The Asiatic black bear is categorized as vulnerable under the IUCN red list of threatened species and considered as critically endangered species in Pakistan with population of 1000 individuals (Liu et al. 2009; Abbas et al. 2015; Zahoor et al. 2021a; Zahoor et al., 2021b). It is largely distributed in the forested landscape of northern Pakistan, including Khyber Pakhtun khwa, Gilgit Baltistan and Azad Jammu and Kashmir (Abbas et al. 2015; Ali et al. 2017; Zahoor et al. 2021c; Zahoor et al. 2021d). It prefers habitat with coniferous forest, oak and coniferous mixed forest, deciduous or broad leaf forest, shrubs and grasses (Liu et al. 2009; Trent, 2010; Zahoor et al. 2021d). Being an elusive and indicator species, it plays a vital role in the sustainability of an ecosystem (Sathyakumar et al. 2013). Black bears are omnivores but they mainly feed on fruits, thus help in seed dispersal which improves the forest quantity and quality (Steinmetz et al. 2013; Ali et al. 2017; Zahoor et al. 2021d).
Black bears are often involved in livestock depredation and crop raiding, therefore are usually killed in retaliation by the local people (Charoo et al. 2011; Jamtsho and Wangchuk 2016). The conflict starts from late spring that gradually intensifies at the end of autumn and attains its peak when maize (Zea mays) crop, one of its favorite food, is at ripening stage (Ali et al. 2017, Kazmi et al. 2019; Zahoor et al. 2021c; Zahoor et al. 2021d). People using maize grains as a staple food source and other vegetal parts as fodder for livestock (Zahoor et al., 2021c) come in conflict with black bear during crop raiding.
Previous studies reported high intensities of human black bears conflicts in Pakistan (Ali et al. 2017; Kazmi et al. 2019; Waseem et al. 2020; Zahoor et al. 2021c; Zahoor et al. 2021d), however, there is no study available on activity pattern of black bears. In Taiwan, it was reported that in oak poor season, bears activity decreased and vice versa (Hwang and Garshelis 2007). Social stimulus, competition, predation, maternal behavior, and human disturbances (i.e., habitat degradation, hunting, and tourism) are also reported to affect the activity patterns in animals (Lewis and Rachlow 2011; Zhang et al. 2015; Leuchtenberger et al. 2018; Zahoor et al. 2021a). Detail studies of the key factors affecting activity pattern of a species can help develop comprehensive management plan for its better conservation.

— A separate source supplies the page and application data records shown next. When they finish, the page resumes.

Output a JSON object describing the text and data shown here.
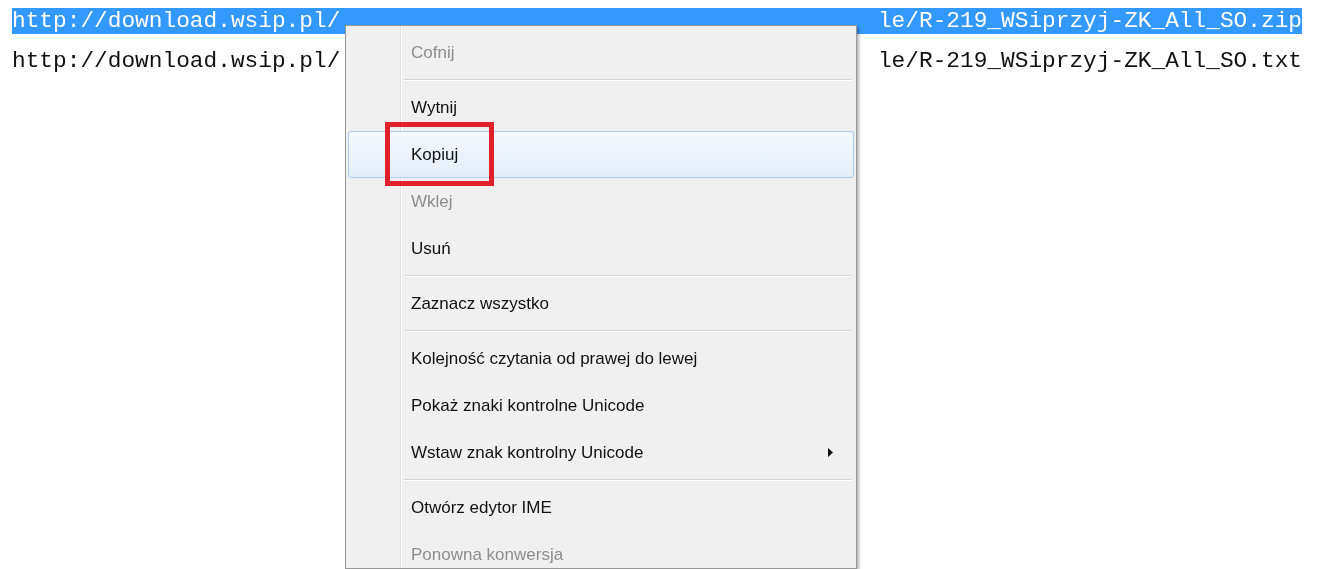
{
  "text_lines": [
    {
      "left": "http://download.wsip.pl/",
      "right": "le/R-219_WSiprzyj-ZK_All_SO.zip",
      "selected": true
    },
    {
      "left": "http://download.wsip.pl/",
      "right": "le/R-219_WSiprzyj-ZK_All_SO.txt",
      "selected": false
    }
  ],
  "context_menu": {
    "items": [
      {
        "kind": "item",
        "label": "Cofnij",
        "disabled": true,
        "selected": false
      },
      {
        "kind": "separator"
      },
      {
        "kind": "item",
        "label": "Wytnij",
        "disabled": false,
        "selected": false
      },
      {
        "kind": "item",
        "label": "Kopiuj",
        "disabled": false,
        "selected": true,
        "annotated": true
      },
      {
        "kind": "item",
        "label": "Wklej",
        "disabled": true,
        "selected": false
      },
      {
        "kind": "item",
        "label": "Usuń",
        "disabled": false,
        "selected": false
      },
      {
        "kind": "separator"
      },
      {
        "kind": "item",
        "label": "Zaznacz wszystko",
        "disabled": false,
        "selected": false
      },
      {
        "kind": "separator"
      },
      {
        "kind": "item",
        "label": "Kolejność czytania od prawej do lewej",
        "disabled": false,
        "selected": false
      },
      {
        "kind": "item",
        "label": "Pokaż znaki kontrolne Unicode",
        "disabled": false,
        "selected": false
      },
      {
        "kind": "submenu",
        "label": "Wstaw znak kontrolny Unicode",
        "disabled": false,
        "selected": false
      },
      {
        "kind": "separator"
      },
      {
        "kind": "item",
        "label": "Otwórz edytor IME",
        "disabled": false,
        "selected": false
      },
      {
        "kind": "item",
        "label": "Ponowna konwersja",
        "disabled": true,
        "selected": false
      }
    ]
  }
}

Infrared camera traps and indigenous knowledge are often used to study the animals in the wild (Caravaggi et al. 2017; McPherson et al. 2016). Camera traps have extensively been used to study the activity pattern of the animals (Bu et al. 2016; Ikeda et al. 2016; Tang et al. 2017). Similar techniques were used to explore the activity pattern of black bears in the warm temperate forest and results were found satisfactory (Zahoor et al. 2021a).
Similarly, indigenous knowledge is the source of indirect information gathered from the people who usually interact with the wild animals, particularly in the areas like northern Pakistan, where human interferences are very high (Zahoor et al. 2021d). People often go to the forests for the collection of firewood, timber and medicinal plants and sometimes for hunting. Most of the people spend their summer months inside the forest areas where they involve themselves in different activities such as cultivation of crops and vegetables and grazing their livestock (Kabir et al. 2017; Zahoor et al. 2021c; Zahoor et al. 2021d). These people have good source of information about the wild animals due to their direct and indirect interaction with animals. Researchers often use such knowledge for distribution, abundance, demographics, trophic interactions, spatial ecology, and conservation status of wild animals and their threats (Camino et al. 2020). For the species like black bears the use of indigenous knowledge could be useful due to its conspicuous and cryptic nature (Zeller et al. 2011; Sathyakumar et al. 2013).
In present study, infrared camera traps were deployed and interviews were conducted to collect information on pre-designed questionnaires to explore the activity pattern of black bears in Machiara National Park (MNP), AJ&K, Pakistan. We hypothesized that (i) black bears would be highly active in summer and autumn seasons. (ii) Hibernation period of black bears under moist temperate conditions should be longer than the bears living under subtropical and warm temperate conditions (Reid et al.1991; Zahoor et al. 2021a). The study aimed to find out (i) the monthly activity pattern and (ii) hibernation period of the Asiatic black bears under the moist temperate environmental conditions. The study would help to mitigate the human-black bears conflicts in and around the MNP and thus could be important for the management and conservation of black bears in the future.